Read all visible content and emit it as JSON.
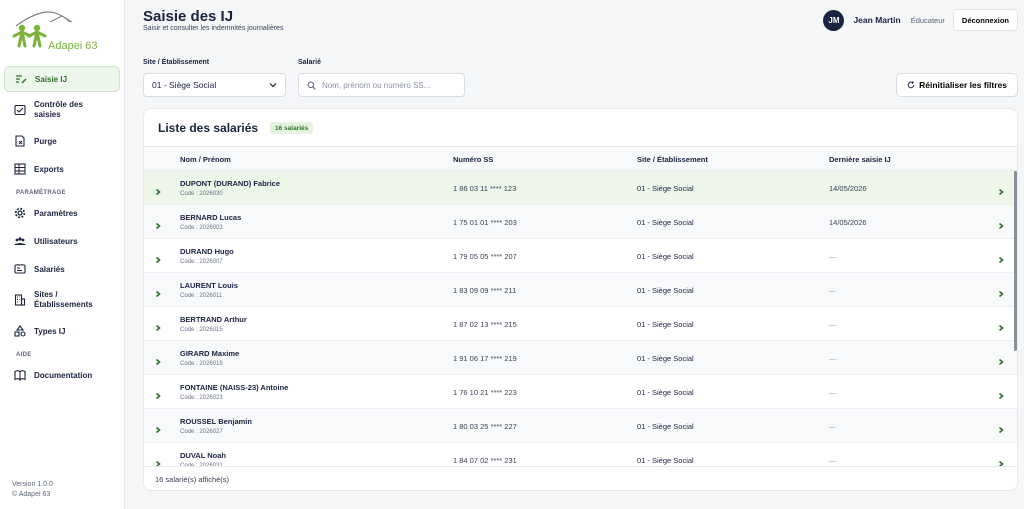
{
  "brand": {
    "name": "Adapei 63",
    "accent": "#7bb23a"
  },
  "sidebar": {
    "items": [
      {
        "label": "Saisie IJ",
        "icon": "edit-list-icon",
        "active": true
      },
      {
        "label": "Contrôle des saisies",
        "icon": "check-board-icon"
      },
      {
        "label": "Purge",
        "icon": "purge-icon"
      },
      {
        "label": "Exports",
        "icon": "table-export-icon"
      }
    ],
    "section_settings": "PARAMÉTRAGE",
    "settings_items": [
      {
        "label": "Paramètres",
        "icon": "gear-icon"
      },
      {
        "label": "Utilisateurs",
        "icon": "users-icon"
      },
      {
        "label": "Salariés",
        "icon": "id-card-icon"
      },
      {
        "label": "Sites / Établissements",
        "icon": "building-icon"
      },
      {
        "label": "Types IJ",
        "icon": "types-icon"
      }
    ],
    "section_help": "AIDE",
    "help_items": [
      {
        "label": "Documentation",
        "icon": "book-icon"
      }
    ],
    "version": "Version 1.0.0",
    "copyright": "© Adapei 63"
  },
  "header": {
    "title": "Saisie des IJ",
    "subtitle": "Saisir et consulter les indemnités journalières",
    "user_initials": "JM",
    "user_name": "Jean Martin",
    "user_role": "Éducateur",
    "logout_label": "Déconnexion"
  },
  "filters": {
    "site_label": "Site / Établissement",
    "site_value": "01 - Siège Social",
    "employee_label": "Salarié",
    "search_placeholder": "Nom, prénom ou numéro SS...",
    "reset_label": "Réinitialiser les filtres"
  },
  "list": {
    "title": "Liste des salariés",
    "badge": "16 salariés",
    "columns": [
      "Nom / Prénom",
      "Numéro SS",
      "Site / Établissement",
      "Dernière saisie IJ"
    ],
    "rows": [
      {
        "name": "DUPONT (DURAND) Fabrice",
        "code": "Code : 2026030",
        "ss": "1 86 03 11 **** 123",
        "site": "01 - Siège Social",
        "date": "14/05/2026",
        "highlight": true
      },
      {
        "name": "BERNARD Lucas",
        "code": "Code : 2026003",
        "ss": "1 75 01 01 **** 203",
        "site": "01 - Siège Social",
        "date": "14/05/2026"
      },
      {
        "name": "DURAND Hugo",
        "code": "Code : 2026007",
        "ss": "1 79 05 05 **** 207",
        "site": "01 - Siège Social",
        "date": "—"
      },
      {
        "name": "LAURENT Louis",
        "code": "Code : 2026011",
        "ss": "1 83 09 09 **** 211",
        "site": "01 - Siège Social",
        "date": "—"
      },
      {
        "name": "BERTRAND Arthur",
        "code": "Code : 2026015",
        "ss": "1 87 02 13 **** 215",
        "site": "01 - Siège Social",
        "date": "—"
      },
      {
        "name": "GIRARD Maxime",
        "code": "Code : 2026019",
        "ss": "1 91 06 17 **** 219",
        "site": "01 - Siège Social",
        "date": "—"
      },
      {
        "name": "FONTAINE (NAISS-23) Antoine",
        "code": "Code : 2026023",
        "ss": "1 76 10 21 **** 223",
        "site": "01 - Siège Social",
        "date": "—"
      },
      {
        "name": "ROUSSEL Benjamin",
        "code": "Code : 2026027",
        "ss": "1 80 03 25 **** 227",
        "site": "01 - Siège Social",
        "date": "—"
      },
      {
        "name": "DUVAL Noah",
        "code": "Code : 2026031",
        "ss": "1 84 07 02 **** 231",
        "site": "01 - Siège Social",
        "date": "—"
      }
    ],
    "footer": "16 salarié(s) affiché(s)"
  }
}
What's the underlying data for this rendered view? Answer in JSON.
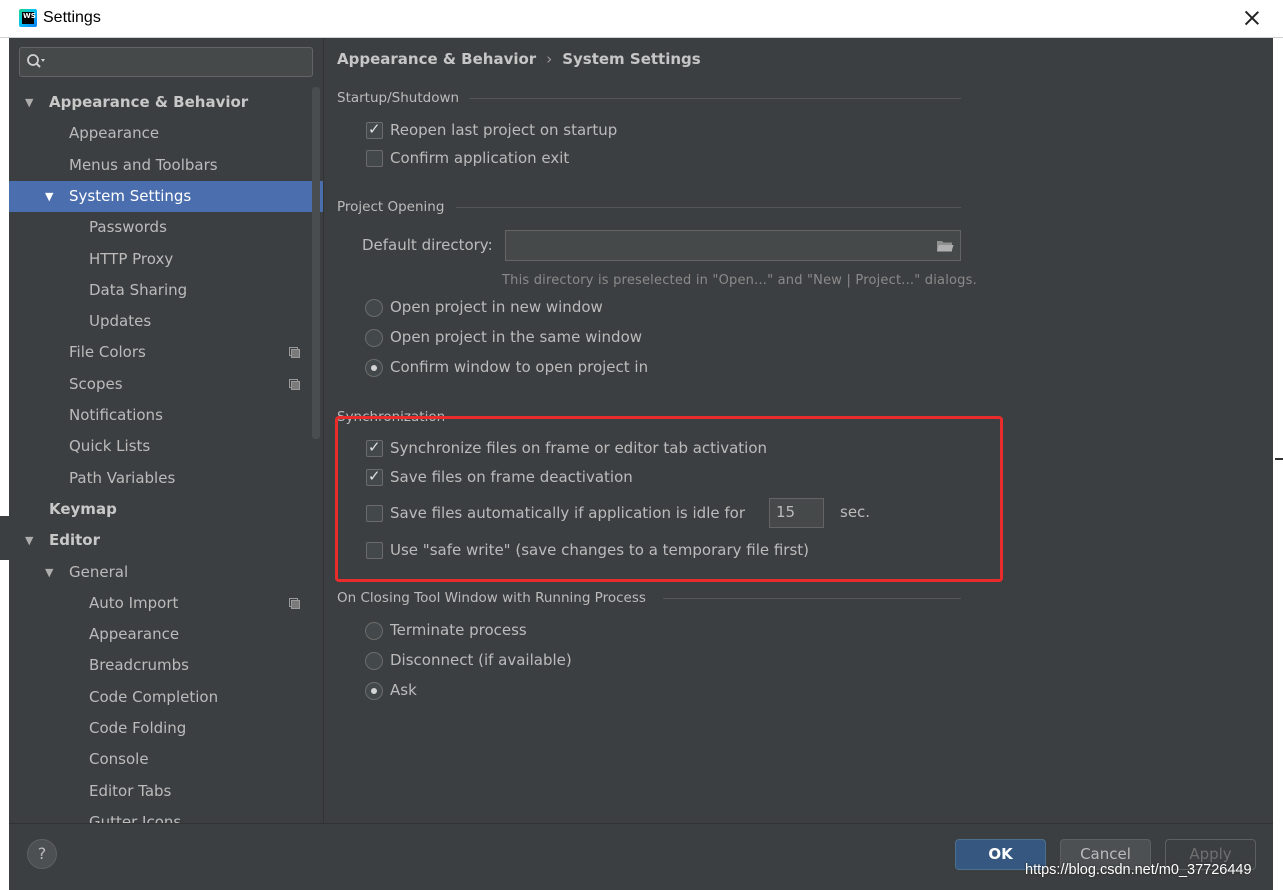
{
  "window": {
    "title": "Settings",
    "app_icon_text": "WS"
  },
  "sidebar": {
    "search_placeholder": "",
    "items": [
      {
        "label": "Appearance & Behavior",
        "expanded": true
      },
      {
        "label": "Appearance"
      },
      {
        "label": "Menus and Toolbars"
      },
      {
        "label": "System Settings",
        "expanded": true,
        "selected": true
      },
      {
        "label": "Passwords"
      },
      {
        "label": "HTTP Proxy"
      },
      {
        "label": "Data Sharing"
      },
      {
        "label": "Updates"
      },
      {
        "label": "File Colors",
        "project_icon": true
      },
      {
        "label": "Scopes",
        "project_icon": true
      },
      {
        "label": "Notifications"
      },
      {
        "label": "Quick Lists"
      },
      {
        "label": "Path Variables"
      },
      {
        "label": "Keymap"
      },
      {
        "label": "Editor",
        "expanded": true
      },
      {
        "label": "General",
        "expanded": true
      },
      {
        "label": "Auto Import",
        "project_icon": true
      },
      {
        "label": "Appearance"
      },
      {
        "label": "Breadcrumbs"
      },
      {
        "label": "Code Completion"
      },
      {
        "label": "Code Folding"
      },
      {
        "label": "Console"
      },
      {
        "label": "Editor Tabs"
      },
      {
        "label": "Gutter Icons"
      }
    ]
  },
  "breadcrumb": {
    "parent": "Appearance & Behavior",
    "separator": "›",
    "current": "System Settings"
  },
  "startup": {
    "title": "Startup/Shutdown",
    "reopen": {
      "label": "Reopen last project on startup",
      "checked": true
    },
    "confirm_exit": {
      "label": "Confirm application exit",
      "checked": false
    }
  },
  "project_opening": {
    "title": "Project Opening",
    "default_dir_label": "Default directory:",
    "default_dir_value": "",
    "hint": "This directory is preselected in \"Open...\" and \"New | Project...\" dialogs.",
    "options": [
      {
        "label": "Open project in new window",
        "checked": false
      },
      {
        "label": "Open project in the same window",
        "checked": false
      },
      {
        "label": "Confirm window to open project in",
        "checked": true
      }
    ]
  },
  "sync": {
    "title": "Synchronization",
    "sync_files": {
      "label": "Synchronize files on frame or editor tab activation",
      "checked": true
    },
    "save_deactivation": {
      "label": "Save files on frame deactivation",
      "checked": true
    },
    "save_idle": {
      "label": "Save files automatically if application is idle for",
      "checked": false,
      "value": "15",
      "unit": "sec."
    },
    "safe_write": {
      "label": "Use \"safe write\" (save changes to a temporary file first)",
      "checked": false
    }
  },
  "closing_tool": {
    "title": "On Closing Tool Window with Running Process",
    "options": [
      {
        "label": "Terminate process",
        "checked": false
      },
      {
        "label": "Disconnect (if available)",
        "checked": false
      },
      {
        "label": "Ask",
        "checked": true
      }
    ]
  },
  "footer": {
    "help": "?",
    "ok": "OK",
    "cancel": "Cancel",
    "apply": "Apply"
  },
  "watermark": "https://blog.csdn.net/m0_37726449",
  "colors": {
    "selection": "#4b6eaf",
    "highlight_box": "#e82c2c",
    "ok_button": "#365880"
  }
}
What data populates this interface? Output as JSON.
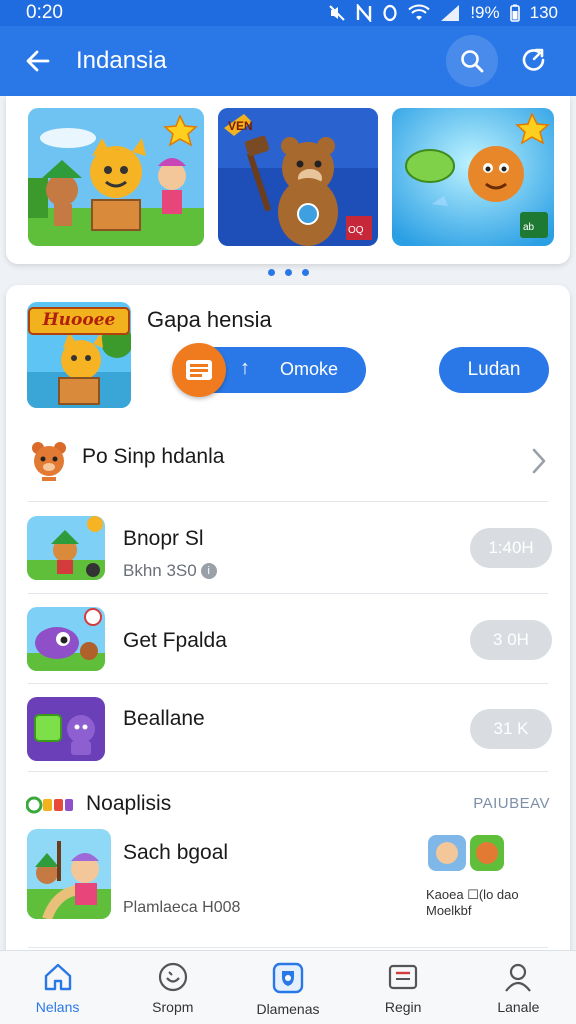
{
  "status_bar": {
    "time": "0:20",
    "battery_text": "!9%",
    "signal_text": "130"
  },
  "app_bar": {
    "title": "Indansia",
    "back_icon": "back-arrow-icon",
    "search_icon": "search-icon",
    "refresh_icon": "refresh-icon"
  },
  "banners": [
    {
      "name": "banner-characters-forest",
      "badge": "star"
    },
    {
      "name": "banner-bear-hammer",
      "badge": "corner-logo"
    },
    {
      "name": "banner-cookie-character",
      "badge": "star"
    }
  ],
  "carousel": {
    "dots": 3,
    "active_index": 0
  },
  "featured": {
    "thumb_text": "Huooee",
    "title": "Gapa hensia",
    "primary_button_label": "Omoke",
    "secondary_button_label": "Ludan"
  },
  "link_row": {
    "label": "Po Sinp hdanla"
  },
  "games": [
    {
      "name": "Bnopr Sl",
      "sub": "Bkhn 3S0",
      "time": "1:40H"
    },
    {
      "name": "Get Fpalda",
      "sub": "",
      "time": "3 0H"
    },
    {
      "name": "Beallane",
      "sub": "",
      "time": "31 K"
    }
  ],
  "section": {
    "logo_text": "O",
    "title": "Noaplisis",
    "link_label": "PAIUBEAV"
  },
  "bottom_game": {
    "name": "Sach bgoal",
    "sub": "Plamlaeca H008",
    "side_caption": "Kaoea ☐(lo dao",
    "side_sub": "Moelkbf"
  },
  "bottom_nav": [
    {
      "label": "Nelans",
      "icon": "home-icon",
      "active": true
    },
    {
      "label": "Sropm",
      "icon": "smile-icon",
      "active": false
    },
    {
      "label": "Dlamenas",
      "icon": "shield-icon",
      "active": false
    },
    {
      "label": "Regin",
      "icon": "inbox-icon",
      "active": false
    },
    {
      "label": "Lanale",
      "icon": "person-icon",
      "active": false
    }
  ],
  "colors": {
    "primary": "#2a78e8",
    "status_bar": "#1f6be0",
    "accent_orange": "#f07b1e",
    "time_pill": "#d9dde1"
  }
}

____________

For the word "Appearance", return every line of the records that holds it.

        "label": "Appearance & Behavior",
        "label": "Appearance"
        "label": "Appearance"
    "parent": "Appearance & Behavior",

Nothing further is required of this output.